Do you have staff meetings that start with celebrations? While you are talking about all those personal staff celebrations, why not add some student tech celebrations to the mix? Show a few pre-loaded pieces of student digital work from around the school from the past week. Students get applause, teachers get celebrated for their hard work, new types of applications are noticed, and those whose mantra is constantly, ” we don’t have time for that,” see that some teachers are using technology to make wise use of their time.
All in all, you must engage
There is a place for rote memorization in education. To reach the top of the pyramid, you sometimes have to start at the bottom. There are MANY apps for that. The message and the emphasis should be on creation. When I originally saw technology in use, I only saw teachers using multiple choice programs, multiplication websites, and point and click interfaces. This led to my thought that technology could not teach deep thought. Since then I have changed schools. My new principal held the belief that the internet was for creating thought through synthesis of content taught. This indeed was an eye- opener to me! As I began to look around my new campus at what other teachers used to achieve this, I was freed into a rebirth of technology where the skills of blooms met the skills of an artist, inventor, map-maker, engineer, scientist, and so much more. This was what must be so great about the internet! After this revelation the world was my oyster and only the minutes in the school day were my enemy. My students were the beneficiaries of my new discoveries.
So many teachers do not understand there is a distinction between these old out-dated point and click websites and the rich thinking that the art of creating something new can arouse. This is a distinction that actually has to be spelled out for teachers.
If you train them, they will come…
It may be an old, tired phrase, but PD is still one of the best ways to get teachers to use new tools. If you honestly think about your technology PD, how much time is actually dedicated to it? What message is sent by this? After the testing data is discussed, and the new system that just got adopted, the book study, the emergency procedures, the district goals, the PTA announcements, how much time is left for tech PD? And who teaches it, the IT person? Who determined this is what should be taught? Probably the district who just bought some new initiative. Grass roots efforts are best. Let teachers teach and let them be genuine in what is best for their peers.

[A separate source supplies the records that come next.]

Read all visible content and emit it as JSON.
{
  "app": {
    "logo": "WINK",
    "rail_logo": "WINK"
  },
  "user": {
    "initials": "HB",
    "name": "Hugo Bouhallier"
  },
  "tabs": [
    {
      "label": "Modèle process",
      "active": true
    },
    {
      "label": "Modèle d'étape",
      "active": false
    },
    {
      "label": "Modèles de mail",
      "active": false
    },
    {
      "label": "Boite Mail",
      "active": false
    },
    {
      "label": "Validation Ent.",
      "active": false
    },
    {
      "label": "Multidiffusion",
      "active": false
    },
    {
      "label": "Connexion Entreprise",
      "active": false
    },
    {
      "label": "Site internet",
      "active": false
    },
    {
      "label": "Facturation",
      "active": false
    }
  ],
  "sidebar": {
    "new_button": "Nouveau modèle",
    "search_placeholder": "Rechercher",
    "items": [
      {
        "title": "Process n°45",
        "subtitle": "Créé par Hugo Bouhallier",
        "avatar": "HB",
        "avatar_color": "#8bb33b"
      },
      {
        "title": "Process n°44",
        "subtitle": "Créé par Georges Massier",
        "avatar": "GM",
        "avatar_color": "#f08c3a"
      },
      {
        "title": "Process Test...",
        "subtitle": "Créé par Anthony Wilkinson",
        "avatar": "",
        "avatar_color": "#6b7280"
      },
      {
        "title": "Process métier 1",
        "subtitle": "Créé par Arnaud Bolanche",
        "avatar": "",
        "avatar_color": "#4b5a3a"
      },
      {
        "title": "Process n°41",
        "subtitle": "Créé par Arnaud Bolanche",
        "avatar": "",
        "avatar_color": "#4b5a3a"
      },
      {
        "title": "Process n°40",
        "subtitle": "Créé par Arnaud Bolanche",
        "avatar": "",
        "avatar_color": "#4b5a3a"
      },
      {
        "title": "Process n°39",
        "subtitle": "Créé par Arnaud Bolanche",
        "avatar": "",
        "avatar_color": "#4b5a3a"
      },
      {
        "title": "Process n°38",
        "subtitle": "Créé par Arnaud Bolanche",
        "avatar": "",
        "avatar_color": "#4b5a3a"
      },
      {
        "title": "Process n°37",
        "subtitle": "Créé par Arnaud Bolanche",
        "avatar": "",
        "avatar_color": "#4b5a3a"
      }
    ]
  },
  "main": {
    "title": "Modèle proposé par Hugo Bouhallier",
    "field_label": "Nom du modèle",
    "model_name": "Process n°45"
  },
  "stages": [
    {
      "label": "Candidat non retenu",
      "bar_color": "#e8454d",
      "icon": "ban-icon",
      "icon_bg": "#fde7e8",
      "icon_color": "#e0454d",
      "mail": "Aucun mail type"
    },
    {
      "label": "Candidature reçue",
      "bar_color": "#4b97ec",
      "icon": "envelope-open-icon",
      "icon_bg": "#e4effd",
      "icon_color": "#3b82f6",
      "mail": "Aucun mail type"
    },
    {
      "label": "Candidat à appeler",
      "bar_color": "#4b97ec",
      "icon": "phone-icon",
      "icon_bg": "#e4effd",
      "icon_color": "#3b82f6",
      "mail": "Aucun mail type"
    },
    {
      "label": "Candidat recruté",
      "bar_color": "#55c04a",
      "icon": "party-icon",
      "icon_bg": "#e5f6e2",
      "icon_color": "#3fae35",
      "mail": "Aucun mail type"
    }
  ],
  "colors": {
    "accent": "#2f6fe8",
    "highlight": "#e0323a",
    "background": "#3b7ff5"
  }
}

A message of support, an atmosphere of safety, collaboration, and celebration. These are the pieces to the technology integration puzzle in a school. Oh, yes, and time. Paradigm shift is a lengthy process that cannot be pushed, but instead must be pulled ever so gently in the right direction.